**YOUR ASSIGNMENT:** Return the data exactly, but only from the line containing "Enumerate this screenshot's" through its last line.

**MATERIALS PROVIDED:**
+ + + + + + +
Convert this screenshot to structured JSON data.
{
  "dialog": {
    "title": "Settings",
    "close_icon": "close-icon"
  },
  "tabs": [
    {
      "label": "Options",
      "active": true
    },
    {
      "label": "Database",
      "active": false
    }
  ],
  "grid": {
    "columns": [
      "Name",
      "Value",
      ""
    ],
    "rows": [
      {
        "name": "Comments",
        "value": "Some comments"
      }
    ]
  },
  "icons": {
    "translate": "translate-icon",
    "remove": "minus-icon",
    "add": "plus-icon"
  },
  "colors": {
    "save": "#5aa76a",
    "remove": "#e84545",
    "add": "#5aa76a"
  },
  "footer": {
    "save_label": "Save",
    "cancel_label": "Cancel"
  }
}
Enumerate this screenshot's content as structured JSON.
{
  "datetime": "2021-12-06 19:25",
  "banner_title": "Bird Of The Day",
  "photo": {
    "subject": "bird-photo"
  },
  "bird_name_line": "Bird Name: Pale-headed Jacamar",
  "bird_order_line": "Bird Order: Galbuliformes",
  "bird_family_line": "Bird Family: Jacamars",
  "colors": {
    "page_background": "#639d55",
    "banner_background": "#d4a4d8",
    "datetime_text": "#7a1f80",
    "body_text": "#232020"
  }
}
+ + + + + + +
**EXERCISE ANSWER:**
Enumerate this screenshot's content as structured JSON.
{
  "datetime": "2021-12-06 19:25",
  "banner_title": "Bird Of The Day",
  "photo": {
    "subject": "bird-photo"
  },
  "bird_name_line": "Bird Name: Pale-headed Jacamar",
  "bird_order_line": "Bird Order: Galbuliformes",
  "bird_family_line": "Bird Family: Jacamars",
  "colors": {
    "page_background": "#639d55",
    "banner_background": "#d4a4d8",
    "datetime_text": "#7a1f80",
    "body_text": "#232020"
  }
}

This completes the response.